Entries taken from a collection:
#####

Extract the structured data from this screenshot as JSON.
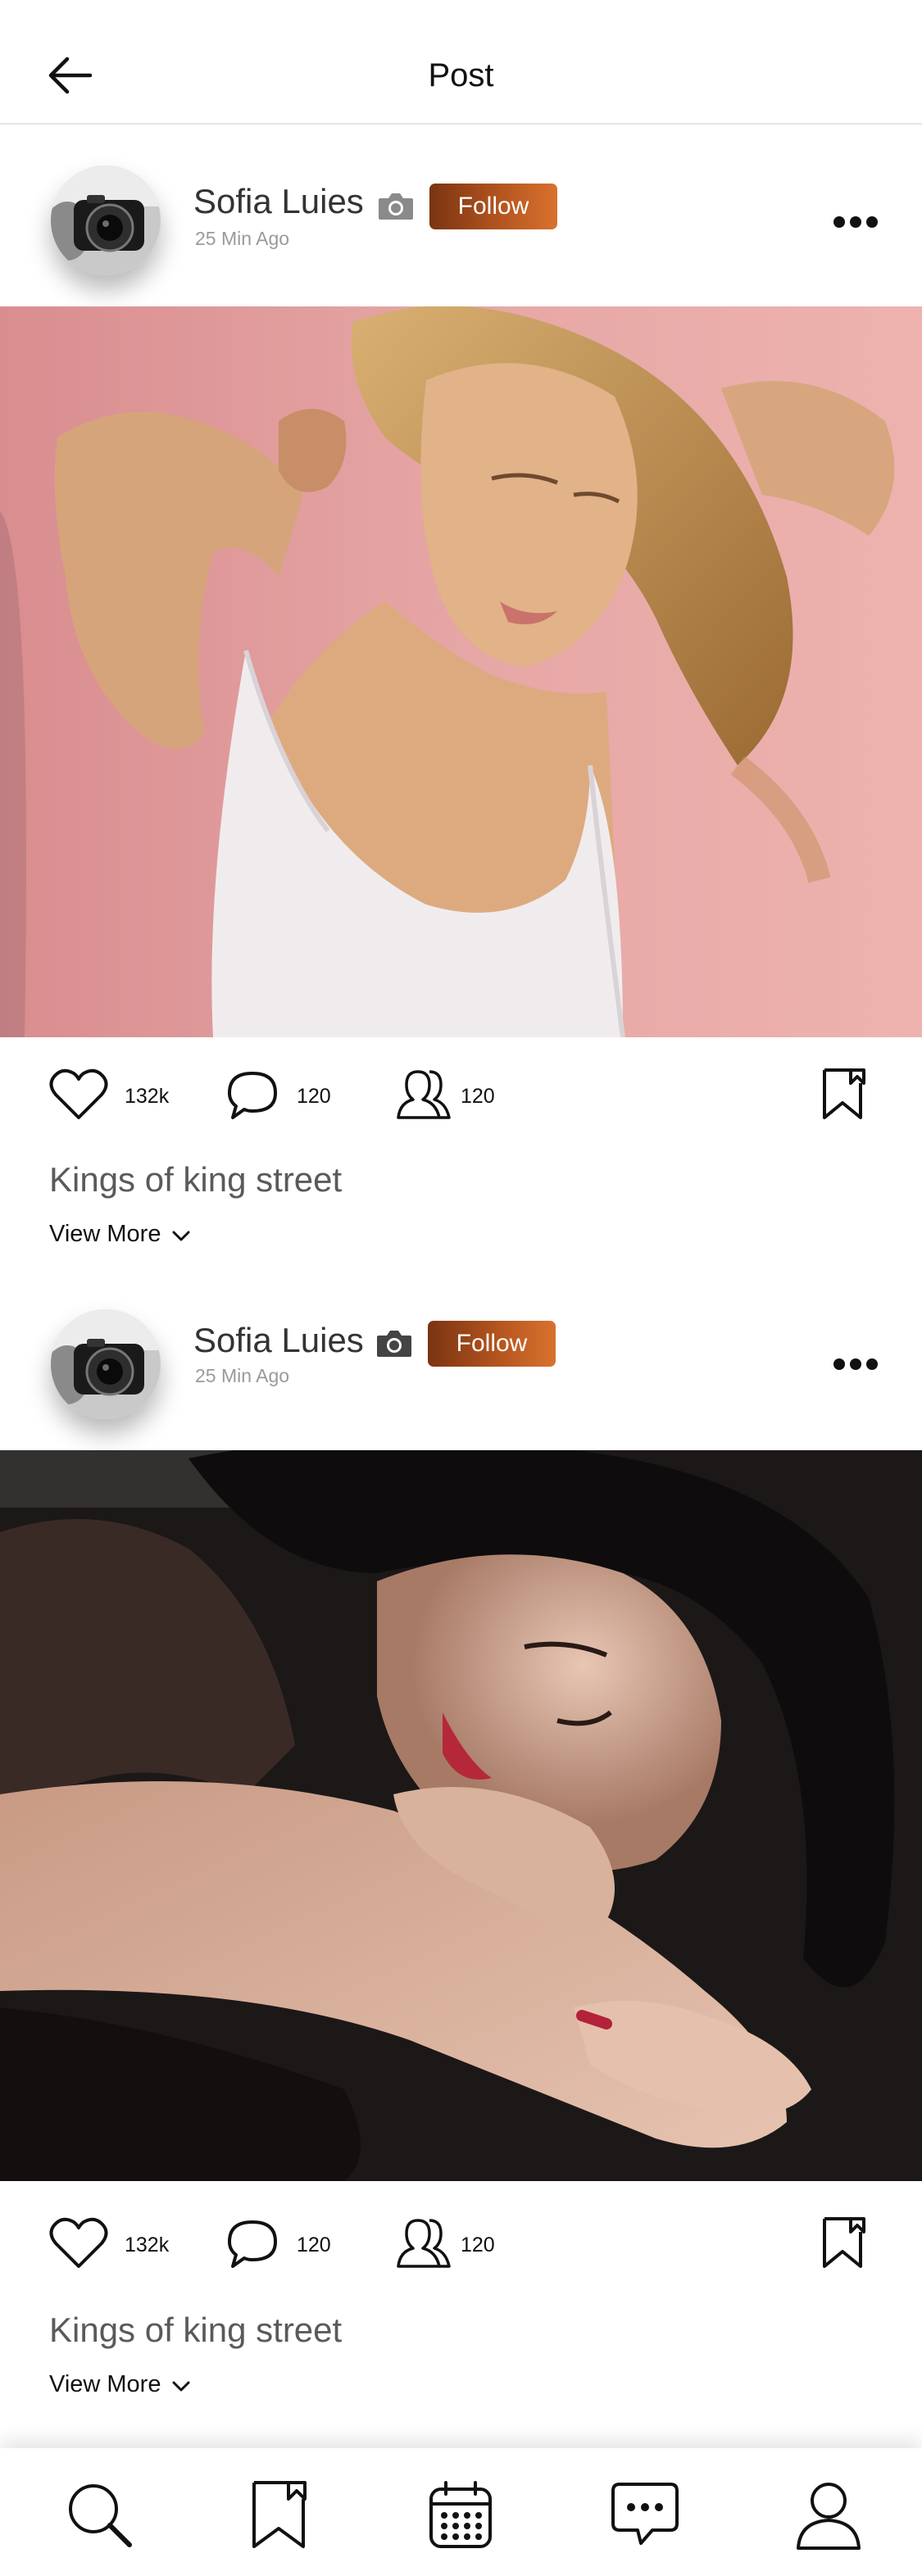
{
  "header": {
    "title": "Post"
  },
  "posts": [
    {
      "username": "Sofia Luies",
      "follow_label": "Follow",
      "time": "25 Min Ago",
      "likes": "132k",
      "comments": "120",
      "shares": "120",
      "caption": "Kings of king street",
      "view_more": "View More"
    },
    {
      "username": "Sofia Luies",
      "follow_label": "Follow",
      "time": "25 Min Ago",
      "likes": "132k",
      "comments": "120",
      "shares": "120",
      "caption": "Kings of king street",
      "view_more": "View More"
    }
  ],
  "bottom_nav": {
    "items": [
      "search-icon",
      "bookmark-icon",
      "calendar-icon",
      "chat-icon",
      "profile-icon"
    ]
  },
  "colors": {
    "follow_start": "#7a3412",
    "follow_end": "#d8722e",
    "photo1_bg": "#e3a09e",
    "photo2_bg": "#1c1818"
  }
}
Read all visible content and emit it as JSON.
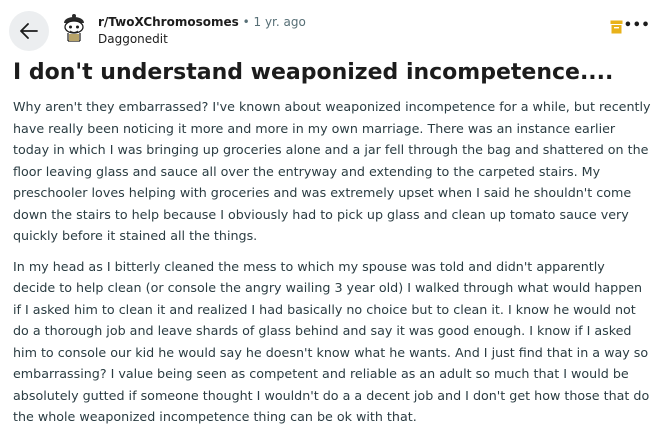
{
  "header": {
    "subreddit": "r/TwoXChromosomes",
    "separator": "•",
    "time_ago": "1 yr. ago",
    "username": "Daggonedit"
  },
  "post": {
    "title": "I don't understand weaponized incompetence....",
    "paragraphs": [
      "Why aren't they embarrassed? I've known about weaponized incompetence for a while, but recently have really been noticing it more and more in my own marriage. There was an instance earlier today in which I was bringing up groceries alone and a jar fell through the bag and shattered on the floor leaving glass and sauce all over the entryway and extending to the carpeted stairs. My preschooler loves helping with groceries and was extremely upset when I said he shouldn't come down the stairs to help because I obviously had to pick up glass and clean up tomato sauce very quickly before it stained all the things.",
      "In my head as I bitterly cleaned the mess to which my spouse was told and didn't apparently decide to help clean (or console the angry wailing 3 year old) I walked through what would happen if I asked him to clean it and realized I had basically no choice but to clean it. I know he would not do a thorough job and leave shards of glass behind and say it was good enough. I know if I asked him to console our kid he would say he doesn't know what he wants. And I just find that in a way so embarrassing? I value being seen as competent and reliable as an adult so much that I would be absolutely gutted if someone thought I wouldn't do a a decent job and I don't get how those that do the whole weaponized incompetence thing can be ok with that."
    ]
  },
  "icons": {
    "back": "back-arrow-icon",
    "avatar": "subreddit-avatar-icon",
    "save": "save-bookmark-icon",
    "more": "more-options-icon"
  },
  "colors": {
    "back_bg": "#eceef0",
    "save_icon": "#e8b21a",
    "meta_gray": "#576f76"
  }
}
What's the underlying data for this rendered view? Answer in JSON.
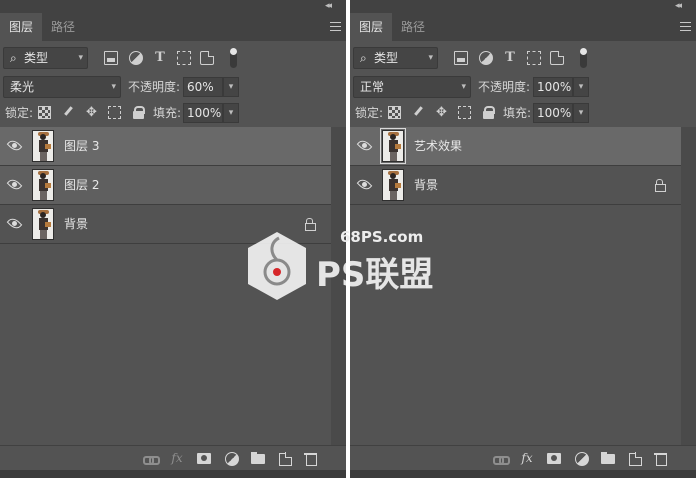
{
  "panels": [
    {
      "tabs": [
        "图层",
        "路径"
      ],
      "filter_kind": "类型",
      "blend_mode": "柔光",
      "opacity_label": "不透明度:",
      "opacity_value": "60%",
      "lock_label": "锁定:",
      "fill_label": "填充:",
      "fill_value": "100%",
      "layers": [
        {
          "name": "图层 3",
          "selected": true,
          "locked": false
        },
        {
          "name": "图层 2",
          "selected": true,
          "locked": false
        },
        {
          "name": "背景",
          "selected": false,
          "locked": true
        }
      ]
    },
    {
      "tabs": [
        "图层",
        "路径"
      ],
      "filter_kind": "类型",
      "blend_mode": "正常",
      "opacity_label": "不透明度:",
      "opacity_value": "100%",
      "lock_label": "锁定:",
      "fill_label": "填充:",
      "fill_value": "100%",
      "layers": [
        {
          "name": "艺术效果",
          "selected": true,
          "locked": false
        },
        {
          "name": "背景",
          "selected": false,
          "locked": true
        }
      ]
    }
  ],
  "icons": {
    "search": "search-icon",
    "filter": [
      "image-filter-icon",
      "adjustment-filter-icon",
      "type-filter-icon",
      "shape-filter-icon",
      "smart-object-filter-icon"
    ],
    "lock": [
      "lock-transparent-icon",
      "lock-image-icon",
      "lock-position-icon",
      "lock-artboard-icon",
      "lock-all-icon"
    ],
    "footer": [
      "link-layers-icon",
      "fx-icon",
      "add-mask-icon",
      "adjustment-layer-icon",
      "group-folder-icon",
      "new-layer-icon",
      "delete-trash-icon"
    ],
    "fx_text": "fx",
    "chevron": "▾",
    "collapse": "◂◂"
  },
  "watermark": {
    "url": "68PS.com",
    "colors": {
      "badge": "#ffffff",
      "dot": "#d6272a",
      "text": "#ffffff"
    }
  },
  "colors": {
    "panel_bg": "#535353",
    "tabbar_bg": "#424242",
    "selected_layer": "#696969",
    "divider": "#ffffff"
  }
}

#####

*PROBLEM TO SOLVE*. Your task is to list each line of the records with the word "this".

*YOUR SOLUTION*.
Extract the structured data from this screenshot as JSON.
What's the underlying data for this rendered view? Answer in JSON.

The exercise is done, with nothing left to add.